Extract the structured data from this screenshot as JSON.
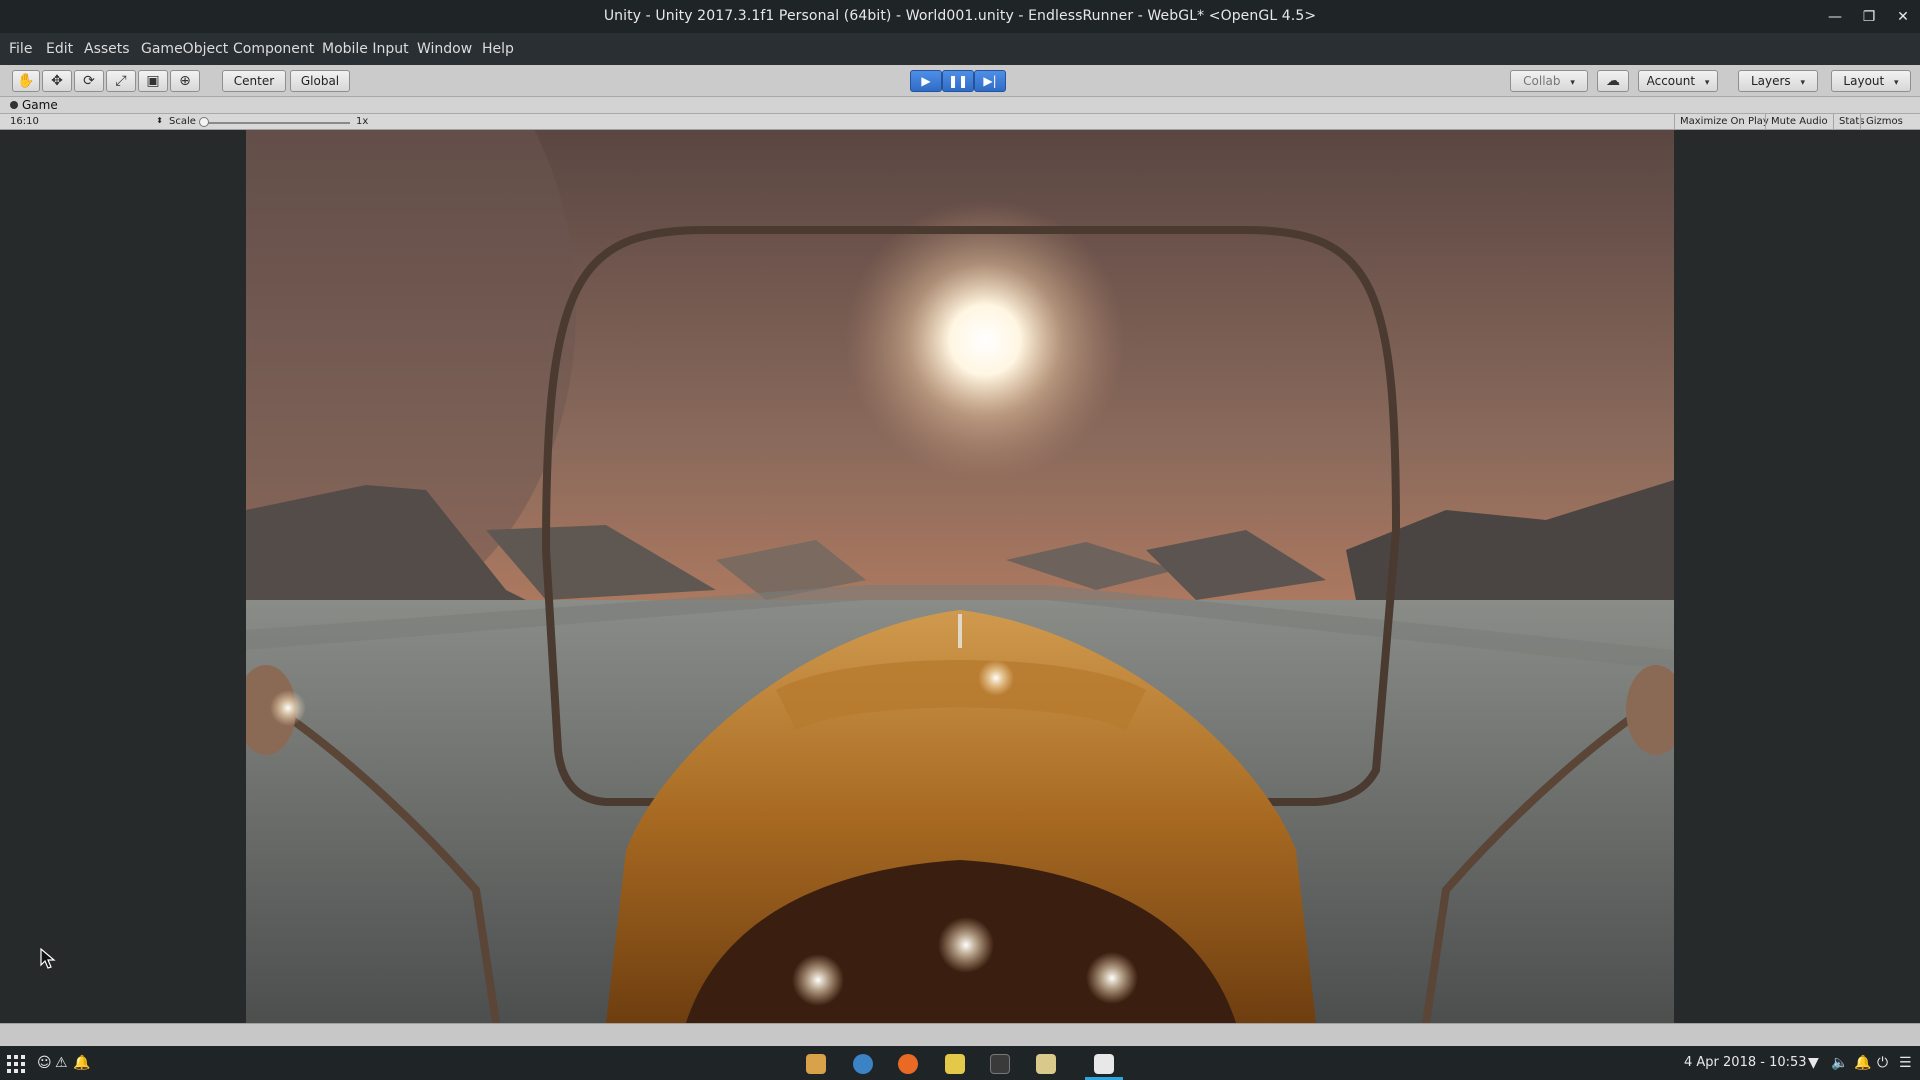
{
  "window": {
    "title": "Unity - Unity 2017.3.1f1 Personal (64bit) - World001.unity - EndlessRunner - WebGL* <OpenGL 4.5>",
    "minimize_icon": "minimize-icon",
    "maximize_icon": "maximize-icon",
    "close_icon": "close-icon",
    "minimize_symbol": "—",
    "maximize_symbol": "❐",
    "close_symbol": "✕"
  },
  "menu": {
    "file": "File",
    "edit": "Edit",
    "assets": "Assets",
    "gameobject": "GameObject",
    "component": "Component",
    "mobile_input": "Mobile Input",
    "window": "Window",
    "help": "Help"
  },
  "toolbar": {
    "hand_icon": "hand-icon",
    "move_icon": "move-icon",
    "rotate_icon": "rotate-icon",
    "scale_icon": "scale-icon",
    "rect_icon": "rect-tool-icon",
    "transform_icon": "transform-icon",
    "hand_glyph": "✋",
    "move_glyph": "✥",
    "rotate_glyph": "⟳",
    "scale_glyph": "⤢",
    "rect_glyph": "▣",
    "transform_glyph": "⊕",
    "center_label": "Center",
    "global_label": "Global",
    "play_glyph": "▶",
    "pause_glyph": "❚❚",
    "step_glyph": "▶|",
    "collab_label": "Collab",
    "cloud_glyph": "☁",
    "account_label": "Account",
    "layers_label": "Layers",
    "layout_label": "Layout",
    "dropdown_glyph": "▾"
  },
  "game_tab": {
    "label": "Game",
    "aspect": "16:10",
    "scale_label": "Scale",
    "scale_value": "1x",
    "maximize_on_play": "Maximize On Play",
    "mute_audio": "Mute Audio",
    "stats": "Stats",
    "gizmos": "Gizmos"
  },
  "taskbar": {
    "clock": "4 Apr 2018 - 10:53",
    "tray": [
      "☺",
      "⚠",
      "🔔"
    ],
    "right_tray": [
      "▼",
      "🔈",
      "🔔",
      "⏻",
      "☰"
    ]
  },
  "colors": {
    "play_active": "#2f6cc7",
    "titlebar": "#1f2427",
    "toolbar": "#cbcbcb",
    "accent": "#2ea7d9"
  }
}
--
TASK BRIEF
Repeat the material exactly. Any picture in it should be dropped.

SOLVED PROBLEM
Extract the structured data from this screenshot as JSON.
{
  "window": {
    "title": "Unity - Unity 2017.3.1f1 Personal (64bit) - World001.unity - EndlessRunner - WebGL* <OpenGL 4.5>",
    "minimize_icon": "minimize-icon",
    "maximize_icon": "maximize-icon",
    "close_icon": "close-icon",
    "minimize_symbol": "—",
    "maximize_symbol": "❐",
    "close_symbol": "✕"
  },
  "menu": {
    "file": "File",
    "edit": "Edit",
    "assets": "Assets",
    "gameobject": "GameObject",
    "component": "Component",
    "mobile_input": "Mobile Input",
    "window": "Window",
    "help": "Help"
  },
  "toolbar": {
    "hand_icon": "hand-icon",
    "move_icon": "move-icon",
    "rotate_icon": "rotate-icon",
    "scale_icon": "scale-icon",
    "rect_icon": "rect-tool-icon",
    "transform_icon": "transform-icon",
    "hand_glyph": "✋",
    "move_glyph": "✥",
    "rotate_glyph": "⟳",
    "scale_glyph": "⤢",
    "rect_glyph": "▣",
    "transform_glyph": "⊕",
    "center_label": "Center",
    "global_label": "Global",
    "play_glyph": "▶",
    "pause_glyph": "❚❚",
    "step_glyph": "▶|",
    "collab_label": "Collab",
    "cloud_glyph": "☁",
    "account_label": "Account",
    "layers_label": "Layers",
    "layout_label": "Layout",
    "dropdown_glyph": "▾"
  },
  "game_tab": {
    "label": "Game",
    "aspect": "16:10",
    "scale_label": "Scale",
    "scale_value": "1x",
    "maximize_on_play": "Maximize On Play",
    "mute_audio": "Mute Audio",
    "stats": "Stats",
    "gizmos": "Gizmos"
  },
  "taskbar": {
    "clock": "4 Apr 2018 - 10:53",
    "tray": [
      "☺",
      "⚠",
      "🔔"
    ],
    "right_tray": [
      "▼",
      "🔈",
      "🔔",
      "⏻",
      "☰"
    ]
  },
  "colors": {
    "play_active": "#2f6cc7",
    "titlebar": "#1f2427",
    "toolbar": "#cbcbcb",
    "accent": "#2ea7d9"
  }
}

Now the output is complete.